- _What you have to do_: Return the lines of the data below in which the string "this" occurs.

App and web page records
━━━━━━━━━━━━━━━━

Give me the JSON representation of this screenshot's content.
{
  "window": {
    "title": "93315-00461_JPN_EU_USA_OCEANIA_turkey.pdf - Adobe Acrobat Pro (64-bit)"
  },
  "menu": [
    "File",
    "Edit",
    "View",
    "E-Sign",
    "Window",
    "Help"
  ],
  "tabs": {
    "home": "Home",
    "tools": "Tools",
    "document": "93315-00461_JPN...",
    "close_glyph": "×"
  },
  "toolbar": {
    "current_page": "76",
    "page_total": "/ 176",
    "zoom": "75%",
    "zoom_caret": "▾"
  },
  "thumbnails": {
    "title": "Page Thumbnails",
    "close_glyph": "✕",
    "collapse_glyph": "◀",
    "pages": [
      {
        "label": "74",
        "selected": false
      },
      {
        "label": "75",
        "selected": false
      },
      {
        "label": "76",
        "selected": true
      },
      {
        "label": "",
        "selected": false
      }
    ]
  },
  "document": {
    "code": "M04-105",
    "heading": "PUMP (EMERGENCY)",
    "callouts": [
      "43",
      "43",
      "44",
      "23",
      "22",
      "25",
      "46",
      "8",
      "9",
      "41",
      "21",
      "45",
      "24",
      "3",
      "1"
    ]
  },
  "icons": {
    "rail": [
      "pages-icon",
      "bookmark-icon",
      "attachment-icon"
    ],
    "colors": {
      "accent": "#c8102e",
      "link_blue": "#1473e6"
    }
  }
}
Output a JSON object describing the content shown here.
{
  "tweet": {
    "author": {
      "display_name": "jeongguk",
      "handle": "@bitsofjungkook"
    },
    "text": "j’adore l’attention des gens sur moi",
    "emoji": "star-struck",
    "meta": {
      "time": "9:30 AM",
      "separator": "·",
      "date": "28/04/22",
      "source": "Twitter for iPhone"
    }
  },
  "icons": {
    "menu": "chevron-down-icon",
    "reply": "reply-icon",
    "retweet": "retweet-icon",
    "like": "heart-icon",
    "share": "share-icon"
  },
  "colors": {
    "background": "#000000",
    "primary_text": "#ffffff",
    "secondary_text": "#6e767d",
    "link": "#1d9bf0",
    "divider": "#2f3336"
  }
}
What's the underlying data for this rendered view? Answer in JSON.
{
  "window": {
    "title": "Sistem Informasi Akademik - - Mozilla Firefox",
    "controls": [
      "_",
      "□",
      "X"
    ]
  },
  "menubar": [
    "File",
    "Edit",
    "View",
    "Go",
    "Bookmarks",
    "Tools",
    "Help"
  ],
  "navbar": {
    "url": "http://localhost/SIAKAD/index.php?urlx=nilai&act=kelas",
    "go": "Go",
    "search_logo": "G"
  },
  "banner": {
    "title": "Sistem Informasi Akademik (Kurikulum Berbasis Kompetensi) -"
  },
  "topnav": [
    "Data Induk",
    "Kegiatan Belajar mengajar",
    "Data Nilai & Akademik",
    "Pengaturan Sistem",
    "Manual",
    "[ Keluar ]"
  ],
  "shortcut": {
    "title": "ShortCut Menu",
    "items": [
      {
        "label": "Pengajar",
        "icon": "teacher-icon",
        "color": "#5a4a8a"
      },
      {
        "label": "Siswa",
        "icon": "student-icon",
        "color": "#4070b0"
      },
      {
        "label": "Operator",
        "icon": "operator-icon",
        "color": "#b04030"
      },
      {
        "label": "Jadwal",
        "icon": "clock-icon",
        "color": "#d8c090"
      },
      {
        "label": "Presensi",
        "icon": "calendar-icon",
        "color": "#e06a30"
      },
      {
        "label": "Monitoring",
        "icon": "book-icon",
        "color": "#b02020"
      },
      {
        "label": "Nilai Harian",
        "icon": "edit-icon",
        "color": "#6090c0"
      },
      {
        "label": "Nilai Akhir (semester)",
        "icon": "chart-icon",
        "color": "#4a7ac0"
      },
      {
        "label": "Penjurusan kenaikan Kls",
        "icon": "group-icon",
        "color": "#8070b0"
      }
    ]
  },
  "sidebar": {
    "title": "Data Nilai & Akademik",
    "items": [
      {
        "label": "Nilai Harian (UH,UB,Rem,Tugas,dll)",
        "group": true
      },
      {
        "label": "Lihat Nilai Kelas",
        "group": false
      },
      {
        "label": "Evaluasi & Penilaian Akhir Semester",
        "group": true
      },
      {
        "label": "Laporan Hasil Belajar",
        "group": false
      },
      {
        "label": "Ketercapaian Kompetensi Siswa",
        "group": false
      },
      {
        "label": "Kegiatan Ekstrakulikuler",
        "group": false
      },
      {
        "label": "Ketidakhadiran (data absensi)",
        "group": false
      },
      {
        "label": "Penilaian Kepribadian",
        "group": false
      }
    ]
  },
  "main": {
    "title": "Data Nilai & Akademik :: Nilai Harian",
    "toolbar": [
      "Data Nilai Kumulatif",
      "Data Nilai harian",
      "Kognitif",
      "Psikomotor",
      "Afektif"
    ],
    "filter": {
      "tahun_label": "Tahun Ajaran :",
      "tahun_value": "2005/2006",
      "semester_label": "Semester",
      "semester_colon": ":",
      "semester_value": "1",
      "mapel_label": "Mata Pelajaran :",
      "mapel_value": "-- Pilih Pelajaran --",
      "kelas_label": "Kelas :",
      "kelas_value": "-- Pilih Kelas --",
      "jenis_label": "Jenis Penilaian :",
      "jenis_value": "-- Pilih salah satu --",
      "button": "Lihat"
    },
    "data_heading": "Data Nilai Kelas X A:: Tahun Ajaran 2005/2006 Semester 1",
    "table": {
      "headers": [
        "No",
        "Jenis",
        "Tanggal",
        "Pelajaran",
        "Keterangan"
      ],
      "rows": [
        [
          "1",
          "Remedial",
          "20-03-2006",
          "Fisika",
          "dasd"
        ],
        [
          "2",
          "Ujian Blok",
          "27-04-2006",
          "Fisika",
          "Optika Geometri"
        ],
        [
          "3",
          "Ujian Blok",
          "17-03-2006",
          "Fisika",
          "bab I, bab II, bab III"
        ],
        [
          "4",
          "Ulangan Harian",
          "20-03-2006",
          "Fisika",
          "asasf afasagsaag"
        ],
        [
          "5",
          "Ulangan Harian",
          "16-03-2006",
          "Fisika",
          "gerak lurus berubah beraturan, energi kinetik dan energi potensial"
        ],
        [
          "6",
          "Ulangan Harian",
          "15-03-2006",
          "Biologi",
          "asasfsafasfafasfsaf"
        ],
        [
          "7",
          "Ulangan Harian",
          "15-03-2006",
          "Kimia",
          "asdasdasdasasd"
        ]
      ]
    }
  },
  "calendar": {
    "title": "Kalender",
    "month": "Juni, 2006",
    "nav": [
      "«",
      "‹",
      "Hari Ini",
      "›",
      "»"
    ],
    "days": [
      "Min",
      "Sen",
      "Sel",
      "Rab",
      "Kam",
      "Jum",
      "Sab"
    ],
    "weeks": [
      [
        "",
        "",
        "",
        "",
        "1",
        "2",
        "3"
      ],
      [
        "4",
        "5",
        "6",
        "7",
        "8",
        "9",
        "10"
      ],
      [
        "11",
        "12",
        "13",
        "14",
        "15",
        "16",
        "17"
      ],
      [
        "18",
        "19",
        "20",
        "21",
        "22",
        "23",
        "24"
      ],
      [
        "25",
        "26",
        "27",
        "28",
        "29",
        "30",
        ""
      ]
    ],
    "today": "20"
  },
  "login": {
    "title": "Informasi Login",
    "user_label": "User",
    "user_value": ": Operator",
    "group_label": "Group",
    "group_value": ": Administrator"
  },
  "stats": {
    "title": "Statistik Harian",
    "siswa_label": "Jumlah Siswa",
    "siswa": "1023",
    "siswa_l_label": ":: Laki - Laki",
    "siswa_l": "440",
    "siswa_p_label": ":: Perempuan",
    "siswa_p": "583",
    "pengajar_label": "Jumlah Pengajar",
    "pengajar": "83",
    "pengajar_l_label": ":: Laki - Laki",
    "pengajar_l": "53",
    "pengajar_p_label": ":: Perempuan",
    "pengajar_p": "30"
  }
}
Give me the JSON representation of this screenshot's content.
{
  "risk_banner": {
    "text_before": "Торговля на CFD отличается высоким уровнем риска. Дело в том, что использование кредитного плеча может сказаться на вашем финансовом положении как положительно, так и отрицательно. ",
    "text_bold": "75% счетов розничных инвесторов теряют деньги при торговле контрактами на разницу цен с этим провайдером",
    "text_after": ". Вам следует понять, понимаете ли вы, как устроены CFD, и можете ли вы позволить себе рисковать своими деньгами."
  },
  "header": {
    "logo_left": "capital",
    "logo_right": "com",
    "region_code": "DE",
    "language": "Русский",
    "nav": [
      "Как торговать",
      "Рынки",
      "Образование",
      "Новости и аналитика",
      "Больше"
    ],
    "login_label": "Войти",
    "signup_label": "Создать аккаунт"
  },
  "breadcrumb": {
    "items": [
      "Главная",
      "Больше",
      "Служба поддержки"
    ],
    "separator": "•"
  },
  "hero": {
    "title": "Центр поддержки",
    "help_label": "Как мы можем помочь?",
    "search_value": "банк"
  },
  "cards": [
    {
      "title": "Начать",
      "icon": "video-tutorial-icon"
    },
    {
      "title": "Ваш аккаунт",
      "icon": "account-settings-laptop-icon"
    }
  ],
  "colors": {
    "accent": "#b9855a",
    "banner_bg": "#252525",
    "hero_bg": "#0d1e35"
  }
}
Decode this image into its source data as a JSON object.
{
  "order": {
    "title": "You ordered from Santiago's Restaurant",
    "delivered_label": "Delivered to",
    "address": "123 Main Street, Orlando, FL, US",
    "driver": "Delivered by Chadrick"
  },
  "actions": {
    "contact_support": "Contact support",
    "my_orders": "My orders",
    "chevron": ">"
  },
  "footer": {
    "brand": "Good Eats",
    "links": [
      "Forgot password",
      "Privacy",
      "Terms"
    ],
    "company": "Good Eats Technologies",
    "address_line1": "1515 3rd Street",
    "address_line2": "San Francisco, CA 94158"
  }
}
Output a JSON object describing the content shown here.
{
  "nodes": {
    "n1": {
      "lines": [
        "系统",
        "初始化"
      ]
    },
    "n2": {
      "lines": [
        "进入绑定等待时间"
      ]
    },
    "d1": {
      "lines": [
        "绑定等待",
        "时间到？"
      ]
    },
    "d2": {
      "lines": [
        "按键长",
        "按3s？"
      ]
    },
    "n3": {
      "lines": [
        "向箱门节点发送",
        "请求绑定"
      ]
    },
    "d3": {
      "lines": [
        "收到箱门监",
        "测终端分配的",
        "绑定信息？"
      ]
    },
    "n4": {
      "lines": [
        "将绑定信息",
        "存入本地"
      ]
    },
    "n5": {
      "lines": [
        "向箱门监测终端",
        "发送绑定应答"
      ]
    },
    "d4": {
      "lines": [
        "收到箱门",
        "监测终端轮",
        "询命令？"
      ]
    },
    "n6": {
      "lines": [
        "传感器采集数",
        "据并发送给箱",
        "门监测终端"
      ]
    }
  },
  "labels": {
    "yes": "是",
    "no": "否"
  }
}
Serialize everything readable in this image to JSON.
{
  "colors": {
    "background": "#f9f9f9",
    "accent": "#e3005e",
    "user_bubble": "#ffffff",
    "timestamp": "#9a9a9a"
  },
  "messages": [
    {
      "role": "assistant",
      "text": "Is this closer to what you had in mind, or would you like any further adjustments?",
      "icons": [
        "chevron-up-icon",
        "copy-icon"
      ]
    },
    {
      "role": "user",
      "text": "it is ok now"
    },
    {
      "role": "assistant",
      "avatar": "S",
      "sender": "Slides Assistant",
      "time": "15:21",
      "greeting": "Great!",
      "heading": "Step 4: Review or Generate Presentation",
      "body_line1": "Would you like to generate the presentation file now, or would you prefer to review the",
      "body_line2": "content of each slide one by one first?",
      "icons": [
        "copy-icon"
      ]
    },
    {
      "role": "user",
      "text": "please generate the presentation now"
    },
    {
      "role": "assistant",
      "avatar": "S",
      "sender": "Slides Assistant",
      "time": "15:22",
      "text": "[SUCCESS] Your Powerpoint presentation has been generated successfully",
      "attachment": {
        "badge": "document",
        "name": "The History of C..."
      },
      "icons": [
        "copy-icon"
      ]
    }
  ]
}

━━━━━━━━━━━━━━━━

- _Task response_:
Give me the JSON representation of this screenshot's content.
What's the underlying data for this rendered view? Answer in JSON.
Give me the JSON representation of this screenshot's content.
Decode this image into its source data as a JSON object.
Serialize everything readable in this image to JSON.
      "text": "Is this closer to what you had in mind, or would you like any further adjustments?",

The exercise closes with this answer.